*** Block opens ***

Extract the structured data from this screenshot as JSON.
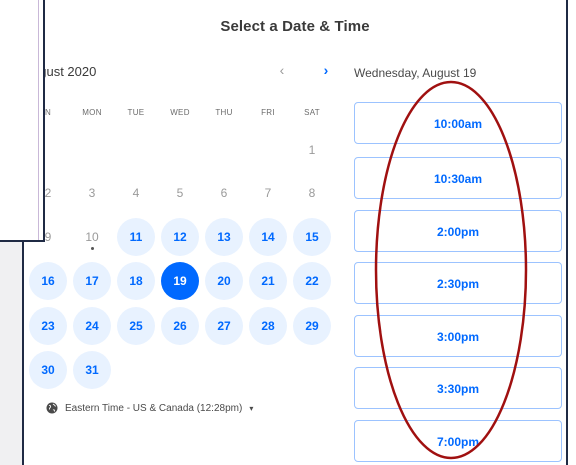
{
  "title": "Select a Date & Time",
  "calendar": {
    "month_label": "ugust 2020",
    "prev_label": "‹",
    "next_label": "›",
    "weekdays": [
      "N",
      "MON",
      "TUE",
      "WED",
      "THU",
      "FRI",
      "SAT"
    ],
    "selected_day": "19"
  },
  "timezone": {
    "icon": "globe-icon",
    "label": "Eastern Time - US & Canada (12:28pm)",
    "caret": "▾"
  },
  "schedule": {
    "date_heading": "Wednesday, August 19",
    "slots": [
      "10:00am",
      "10:30am",
      "2:00pm",
      "2:30pm",
      "3:00pm",
      "3:30pm",
      "7:00pm"
    ]
  },
  "colors": {
    "accent": "#0069ff",
    "available_bg": "#e8f2ff",
    "annotation": "#a01010"
  }
}
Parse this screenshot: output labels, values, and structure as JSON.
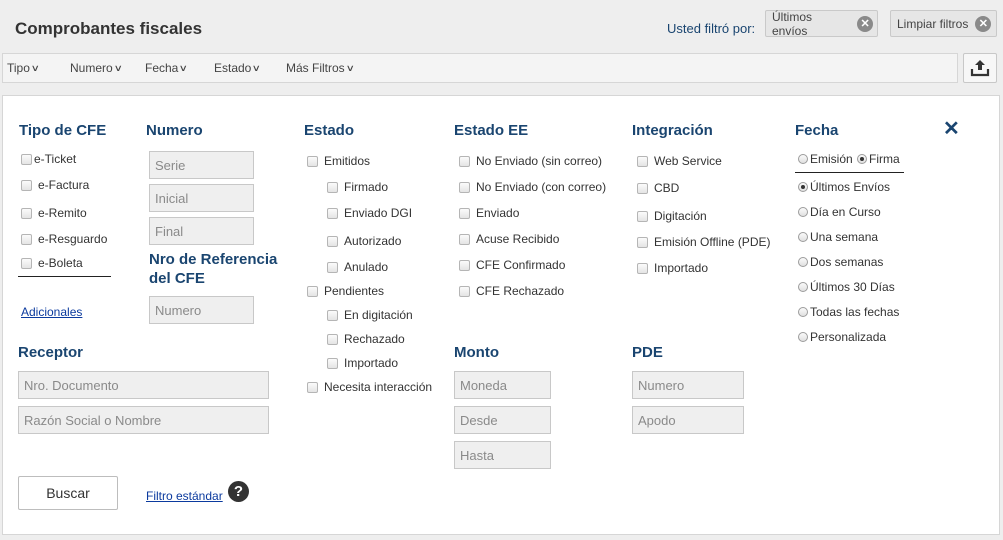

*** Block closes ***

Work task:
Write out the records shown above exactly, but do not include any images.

Output of the exercise:
Extract the structured data from this screenshot as JSON.
{
  "title": "Select a Date & Time",
  "calendar": {
    "month_label": "ugust 2020",
    "prev_label": "‹",
    "next_label": "›",
    "weekdays": [
      "N",
      "MON",
      "TUE",
      "WED",
      "THU",
      "FRI",
      "SAT"
    ],
    "selected_day": "19"
  },
  "timezone": {
    "icon": "globe-icon",
    "label": "Eastern Time - US & Canada (12:28pm)",
    "caret": "▾"
  },
  "schedule": {
    "date_heading": "Wednesday, August 19",
    "slots": [
      "10:00am",
      "10:30am",
      "2:00pm",
      "2:30pm",
      "3:00pm",
      "3:30pm",
      "7:00pm"
    ]
  },
  "colors": {
    "accent": "#0069ff",
    "available_bg": "#e8f2ff",
    "annotation": "#a01010"
  }
}
Parse this screenshot: output labels, values, and structure as JSON.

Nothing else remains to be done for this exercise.